Don't ask, said their lips. Ask, said their eyes.
"There's nothing strange about his [Civiletti's] not being here," said Paulucci very slowly, with a big grin. "Nothing [pause] strange [pause] at all."
"Well I don't know where Civiletti is," said someone at the head table later, disgustedly. "Someone said he's campaigning for the president in Ohio. But I'm a Democrat and I'm telling you he should have walked in here with the president tonight."
The mere seconds that separated the candidates on the original schedule had given rise to reports that Carter and Reagan would debate. That didn't happen. The two didn't even see each other. They passed instead like nervous suitors in the night.

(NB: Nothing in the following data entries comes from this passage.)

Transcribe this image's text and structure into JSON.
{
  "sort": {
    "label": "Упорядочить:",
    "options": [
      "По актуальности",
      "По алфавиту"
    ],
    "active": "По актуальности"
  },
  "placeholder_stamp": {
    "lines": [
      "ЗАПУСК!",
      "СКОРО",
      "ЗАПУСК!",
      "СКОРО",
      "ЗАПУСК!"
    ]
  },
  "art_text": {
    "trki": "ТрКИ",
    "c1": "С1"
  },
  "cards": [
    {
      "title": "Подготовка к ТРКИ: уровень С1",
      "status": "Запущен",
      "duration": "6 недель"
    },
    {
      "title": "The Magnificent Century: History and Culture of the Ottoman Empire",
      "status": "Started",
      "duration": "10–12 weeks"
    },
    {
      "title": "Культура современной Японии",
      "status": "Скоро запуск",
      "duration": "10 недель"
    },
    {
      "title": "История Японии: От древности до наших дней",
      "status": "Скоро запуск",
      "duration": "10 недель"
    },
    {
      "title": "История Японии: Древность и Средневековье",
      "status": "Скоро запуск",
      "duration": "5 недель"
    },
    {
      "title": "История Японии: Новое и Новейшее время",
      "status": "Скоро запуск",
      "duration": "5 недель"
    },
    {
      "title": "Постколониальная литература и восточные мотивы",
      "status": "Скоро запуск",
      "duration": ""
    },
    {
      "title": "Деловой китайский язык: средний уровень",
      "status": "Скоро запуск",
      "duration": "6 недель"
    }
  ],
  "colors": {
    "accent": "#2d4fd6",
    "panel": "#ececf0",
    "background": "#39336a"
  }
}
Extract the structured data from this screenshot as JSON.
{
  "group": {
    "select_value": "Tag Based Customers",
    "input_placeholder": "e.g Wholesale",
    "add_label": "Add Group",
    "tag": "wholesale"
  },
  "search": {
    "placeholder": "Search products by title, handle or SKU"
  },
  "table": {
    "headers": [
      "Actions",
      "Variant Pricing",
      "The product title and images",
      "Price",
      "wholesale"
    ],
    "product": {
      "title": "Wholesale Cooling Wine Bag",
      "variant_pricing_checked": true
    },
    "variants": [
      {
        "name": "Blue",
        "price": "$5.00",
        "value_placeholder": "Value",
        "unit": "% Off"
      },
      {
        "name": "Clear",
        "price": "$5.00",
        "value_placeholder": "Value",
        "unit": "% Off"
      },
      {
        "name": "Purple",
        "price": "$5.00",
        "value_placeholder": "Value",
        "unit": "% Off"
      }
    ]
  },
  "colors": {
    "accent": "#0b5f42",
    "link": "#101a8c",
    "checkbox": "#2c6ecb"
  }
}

The plan was for Carter to follow Reagan at approximately 10 p.m. And certainly neither was to appear before the antipasto. But shortly after 7:15, as guests settled into their chairs and red-jacketed waiters rattled their soup tureens outside the ballroom, Secret Service men positioned at the ballroom doorways began to blink and beep and the little wires on their heads started to quiver.
Peter Duchin's orchestra (minus Peter Duchin) struck up "Hail to the Chief," and, suddenly, there was the president, smiling and shaking hands with all those who climbed over chairs and tables to get near him.

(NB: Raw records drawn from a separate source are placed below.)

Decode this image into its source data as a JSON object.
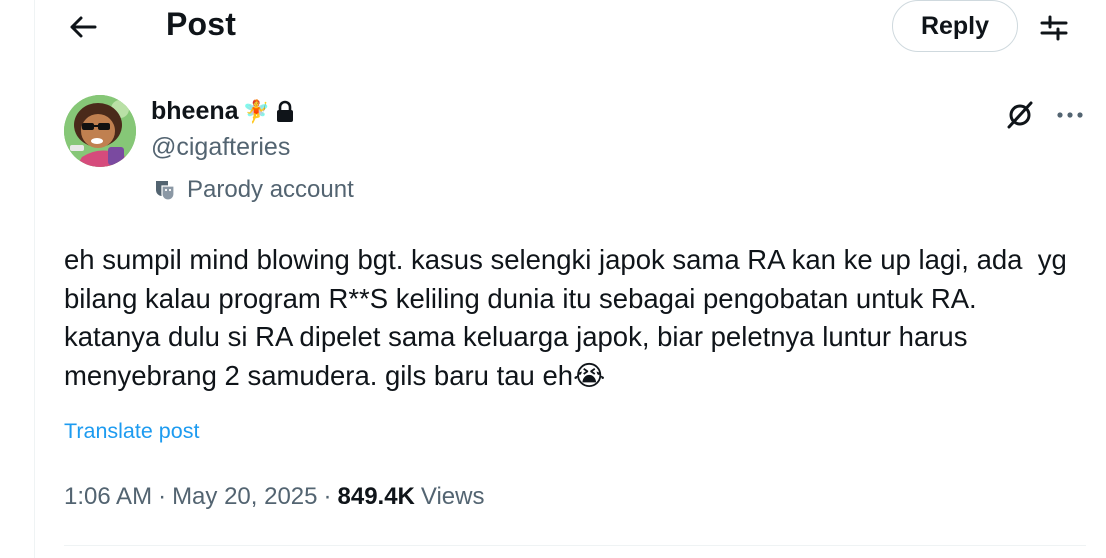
{
  "header": {
    "title": "Post",
    "back_icon": "arrow-left-icon",
    "reply_label": "Reply",
    "settings_icon": "sliders-icon"
  },
  "author": {
    "display_name": "bheena",
    "name_emoji": "🧚",
    "lock_icon": "lock-icon",
    "handle": "@cigafteries",
    "parody_label": "Parody account",
    "parody_icon": "theater-masks-icon"
  },
  "actions": {
    "grok_icon": "grok-icon",
    "more_icon": "more-horizontal-icon"
  },
  "post": {
    "text": "eh sumpil mind blowing bgt. kasus selengki japok sama RA kan ke up lagi, ada  yg bilang kalau program R**S keliling dunia itu sebagai pengobatan untuk RA. katanya dulu si RA dipelet sama keluarga japok, biar peletnya luntur harus menyebrang 2 samudera. gils baru tau eh",
    "trailing_emoji": "😭",
    "translate_label": "Translate post"
  },
  "meta": {
    "time": "1:06 AM",
    "separator": "·",
    "date": "May 20, 2025",
    "views_count": "849.4K",
    "views_label": "Views"
  },
  "colors": {
    "text_primary": "#0f1419",
    "text_secondary": "#536471",
    "link": "#1d9bf0",
    "border": "#cfd9de"
  }
}
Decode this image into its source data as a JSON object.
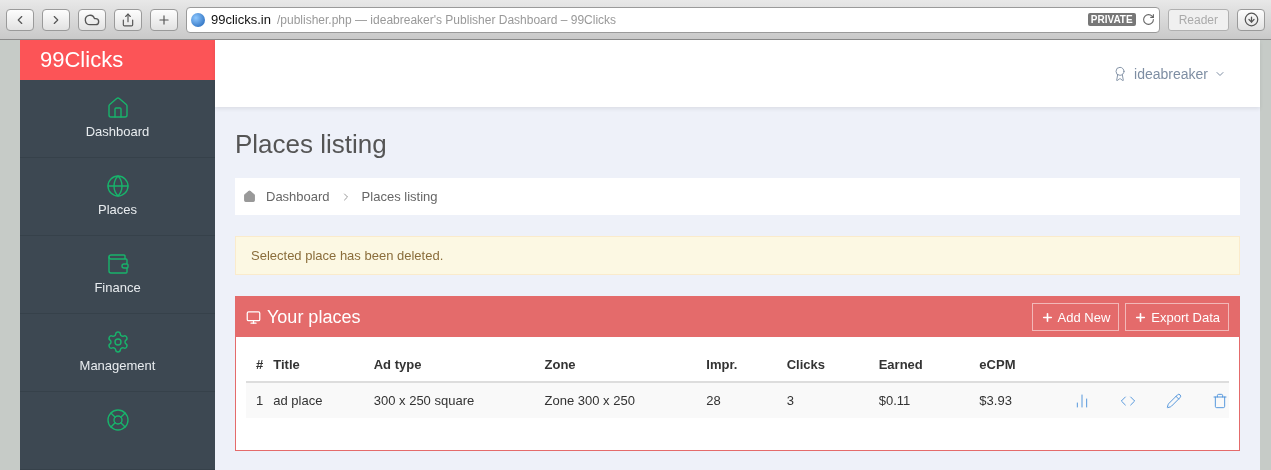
{
  "browser": {
    "domain": "99clicks.in",
    "path": "/publisher.php",
    "page_title": " — ideabreaker's Publisher Dashboard – 99Clicks",
    "badge": "PRIVATE",
    "reader": "Reader"
  },
  "sidebar": {
    "brand": "99Clicks",
    "items": [
      {
        "kind": "home",
        "label": "Dashboard"
      },
      {
        "kind": "globe",
        "label": "Places"
      },
      {
        "kind": "wallet",
        "label": "Finance"
      },
      {
        "kind": "gear",
        "label": "Management"
      },
      {
        "kind": "lifebuoy"
      }
    ]
  },
  "header": {
    "user": "ideabreaker"
  },
  "page_title": "Places listing",
  "breadcrumb": [
    "Dashboard",
    "Places listing"
  ],
  "alert": "Selected place has been deleted.",
  "panel": {
    "title": "Your places",
    "buttons": [
      "Add New",
      "Export Data"
    ],
    "table": {
      "columns": [
        "#",
        "Title",
        "Ad type",
        "Zone",
        "Impr.",
        "Clicks",
        "Earned",
        "eCPM"
      ],
      "rows": [
        {
          "cells": [
            "1",
            "ad place",
            "300 x 250 square",
            "Zone 300 x 250",
            "28",
            "3",
            "$0.11",
            "$3.93"
          ]
        }
      ]
    }
  }
}
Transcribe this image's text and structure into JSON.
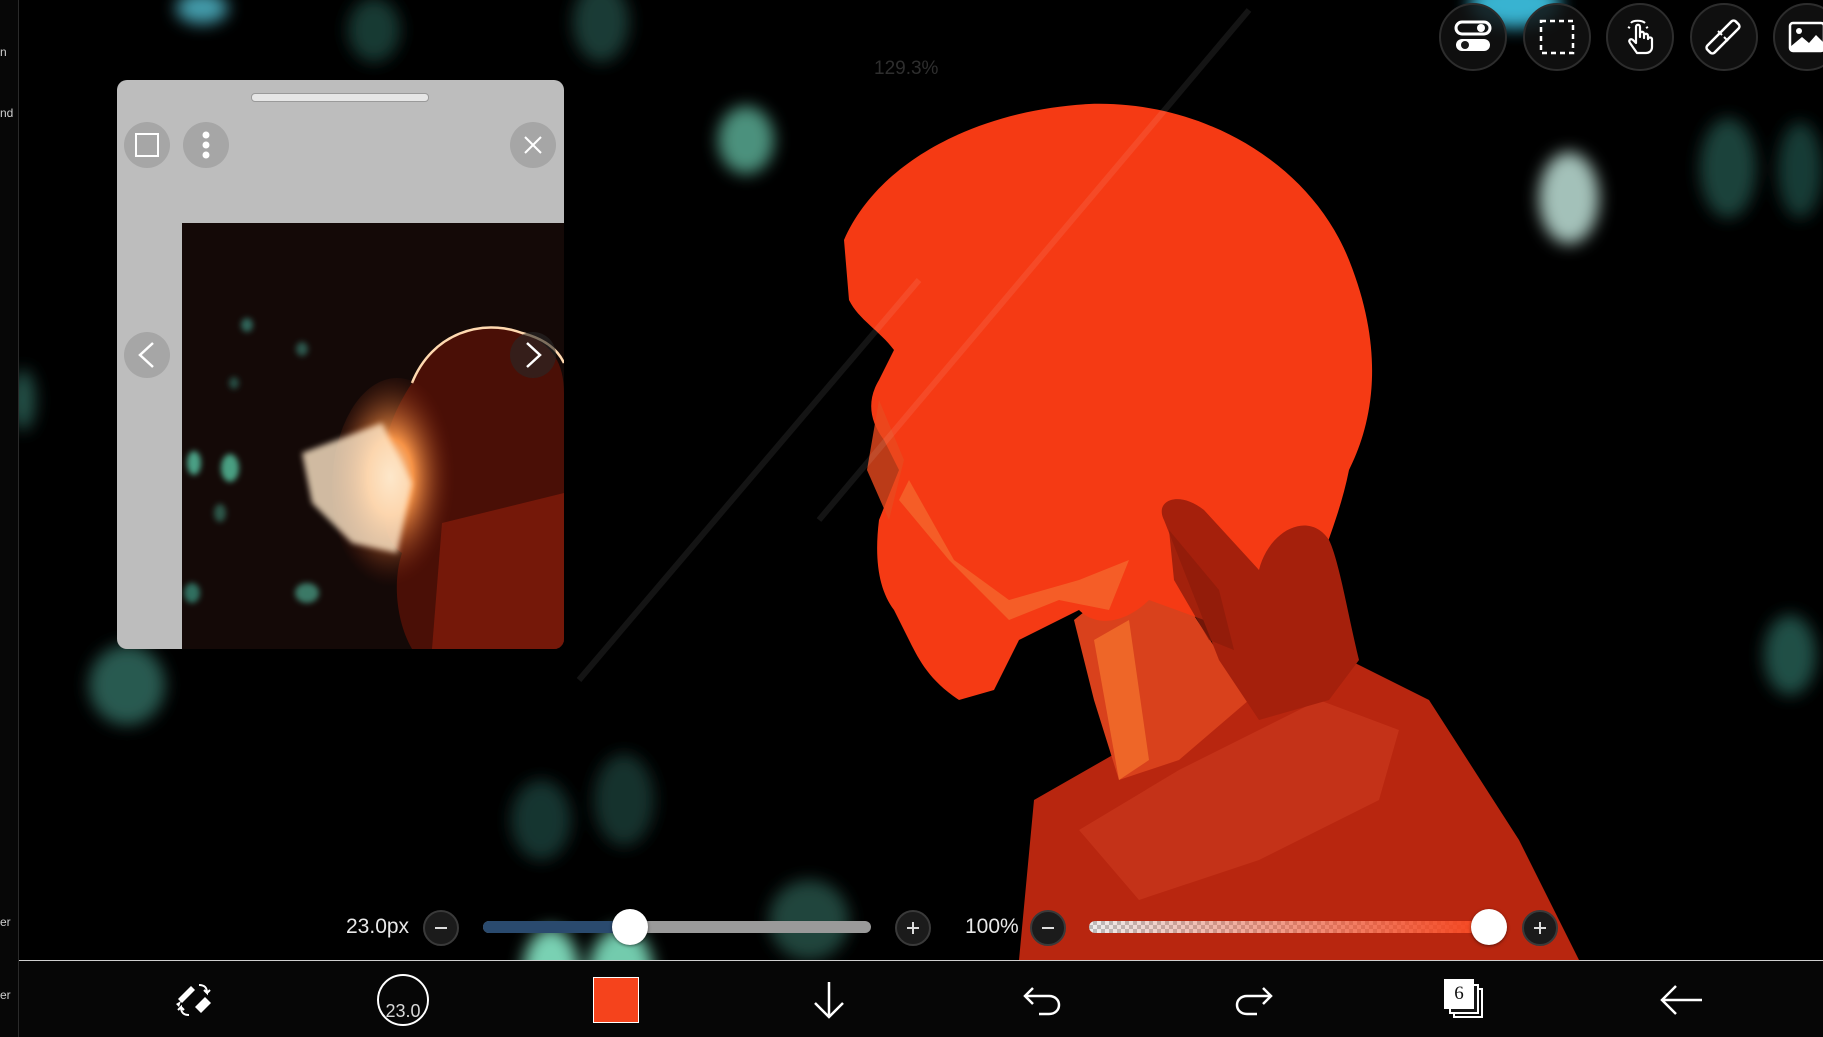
{
  "left_strip": {
    "fragments": [
      "n",
      "nd",
      "er",
      "er"
    ]
  },
  "canvas": {
    "zoom_label": "129.3%",
    "background_color": "#000000",
    "figure_color": "#f53a14"
  },
  "top_toolbar": {
    "icons": [
      "toggle-settings-icon",
      "selection-marquee-icon",
      "touch-gesture-icon",
      "ruler-icon",
      "reference-image-icon"
    ]
  },
  "reference_window": {
    "icons": [
      "window-square-icon",
      "more-vertical-icon",
      "close-icon",
      "chevron-left-icon",
      "chevron-right-icon"
    ]
  },
  "brush_size": {
    "value_text": "23.0px",
    "level_fraction": 0.38
  },
  "brush_opacity": {
    "value_text": "100%",
    "level_fraction": 1.0
  },
  "bottom_bar": {
    "brush_preview_label": "23.0",
    "current_color": "#f5431c",
    "layer_count": "6",
    "icons": [
      "brush-eraser-swap-icon",
      "brush-size-preview-icon",
      "color-swatch-icon",
      "download-icon",
      "undo-icon",
      "redo-icon",
      "layers-icon",
      "back-icon"
    ]
  }
}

(Ronald Reagan, who had been glimpsed in the hallway moments before, was holding a hurriedly arranged press conference on Iran in a room down the hall.The band played "This Land Is Your Land" when he walked in.)

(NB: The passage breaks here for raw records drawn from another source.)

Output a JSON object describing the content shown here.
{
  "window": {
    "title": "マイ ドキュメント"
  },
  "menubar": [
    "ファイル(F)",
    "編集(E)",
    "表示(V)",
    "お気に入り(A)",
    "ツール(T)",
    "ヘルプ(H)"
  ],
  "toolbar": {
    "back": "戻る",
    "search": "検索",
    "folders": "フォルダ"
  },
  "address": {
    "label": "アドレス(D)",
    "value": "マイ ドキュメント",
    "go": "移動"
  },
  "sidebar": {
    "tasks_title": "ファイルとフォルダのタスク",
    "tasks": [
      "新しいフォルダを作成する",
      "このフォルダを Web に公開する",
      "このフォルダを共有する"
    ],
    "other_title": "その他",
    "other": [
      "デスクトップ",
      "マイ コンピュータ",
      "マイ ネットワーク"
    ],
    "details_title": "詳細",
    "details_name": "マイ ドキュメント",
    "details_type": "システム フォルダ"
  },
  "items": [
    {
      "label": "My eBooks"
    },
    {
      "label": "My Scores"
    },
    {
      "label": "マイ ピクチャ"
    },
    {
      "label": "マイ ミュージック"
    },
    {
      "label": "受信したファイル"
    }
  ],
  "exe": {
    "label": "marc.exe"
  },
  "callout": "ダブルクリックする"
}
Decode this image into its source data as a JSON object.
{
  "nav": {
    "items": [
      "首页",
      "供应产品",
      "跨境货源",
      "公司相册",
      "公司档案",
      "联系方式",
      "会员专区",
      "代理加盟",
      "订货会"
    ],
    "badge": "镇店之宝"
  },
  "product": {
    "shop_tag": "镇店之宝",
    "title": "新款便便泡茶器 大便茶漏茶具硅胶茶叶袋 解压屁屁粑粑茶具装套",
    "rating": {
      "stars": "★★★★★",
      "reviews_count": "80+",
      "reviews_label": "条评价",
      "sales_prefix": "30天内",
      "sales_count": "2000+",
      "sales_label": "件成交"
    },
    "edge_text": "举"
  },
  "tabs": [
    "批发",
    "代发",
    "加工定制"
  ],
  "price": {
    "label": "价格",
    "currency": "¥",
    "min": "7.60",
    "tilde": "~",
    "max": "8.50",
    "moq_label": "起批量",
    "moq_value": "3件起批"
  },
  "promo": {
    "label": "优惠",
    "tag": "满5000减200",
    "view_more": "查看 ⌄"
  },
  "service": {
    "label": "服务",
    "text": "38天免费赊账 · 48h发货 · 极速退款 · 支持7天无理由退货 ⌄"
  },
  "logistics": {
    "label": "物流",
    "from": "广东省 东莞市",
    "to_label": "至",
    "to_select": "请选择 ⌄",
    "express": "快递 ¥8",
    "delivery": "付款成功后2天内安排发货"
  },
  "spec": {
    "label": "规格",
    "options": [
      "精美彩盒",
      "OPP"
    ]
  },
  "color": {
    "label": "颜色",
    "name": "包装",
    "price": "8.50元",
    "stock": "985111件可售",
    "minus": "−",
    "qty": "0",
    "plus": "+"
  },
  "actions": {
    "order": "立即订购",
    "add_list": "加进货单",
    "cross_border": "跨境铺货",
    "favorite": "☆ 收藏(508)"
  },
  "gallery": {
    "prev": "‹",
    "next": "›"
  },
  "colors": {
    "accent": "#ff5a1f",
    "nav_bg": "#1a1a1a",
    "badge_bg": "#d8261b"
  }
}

"We don't want to be Republicans," said Joseph Alioto, before he introduced Rodino, who introduced the president. "We just want to live like them."
In his speech Carter made the most of Anthony Casamento, the Marine veteran who he'd presented with the Medal of Honor on Friday at the White House, a ceremony that was attended by about 500 Italian-Americans. Casamento, who had lobbied the government for years to have the medal, sat on the dais and took it all in.
The president made analogies between Southerners and Italians, saying that both groups have been victimized by "cruel stereotypes," and he repeatedly lauded the pride, ambition and success of the Italian immigrants.
("At $100 a plate, you'd better believe these people are successful," said a man in the audience to his dinner companions, who nodded as they nibbled hungrily at breadsticks.)
The president, it must be noted, read his entire speech without once saying "Eye-talian," a pronunciation that earned him unwelcome distinction in 1976.
The antipasto failed to appear, and just moments after Carter's exit, Ronald and Nancy Reagan made an entrance to applause warmer than that accorded the president.
"Don't put your foot in your mouth this time," shouted someone cheerfully from the back of the room, apparently alluding to an interview last week in which Reagan was quoted as saying, in a reference to Carter's inner circle, that he would nor surround himself with "any little local mafia" once in the White House.
By the time Reagan spoke, the audience was quite receptive, dinner and spirits having been consumed by then. He, too, praised the audience for their devotion to family, religion and hard work. And then, in a masterly stroke, won the audience over with a story about John Volpe's family, a story studded with references to courage, battered suitcases on New York docks and sacrifice.
"To those who say that the dream is finished," said Reagan in his deep, soothing voice, "I say, talk to millions of Italian-Americans who know that the dream is still alive."
"You know," said Louis Rosa, a Democrat from New Jersey, "it's funny, but just as he told that story I was thinking about my own family. Good speech. I think he hit it right on the mark." Several others at his table agreed.
But not everyone was pleased. Some were still smarting from Reagan's use of the word "mafia" that evening as he spoke about unfair stereotypes.
"You know, he used that word earlier in the week . . ." said Bernard Bellario, a Democrat from Chicago.
"You know what word."
"You said it, I didn't."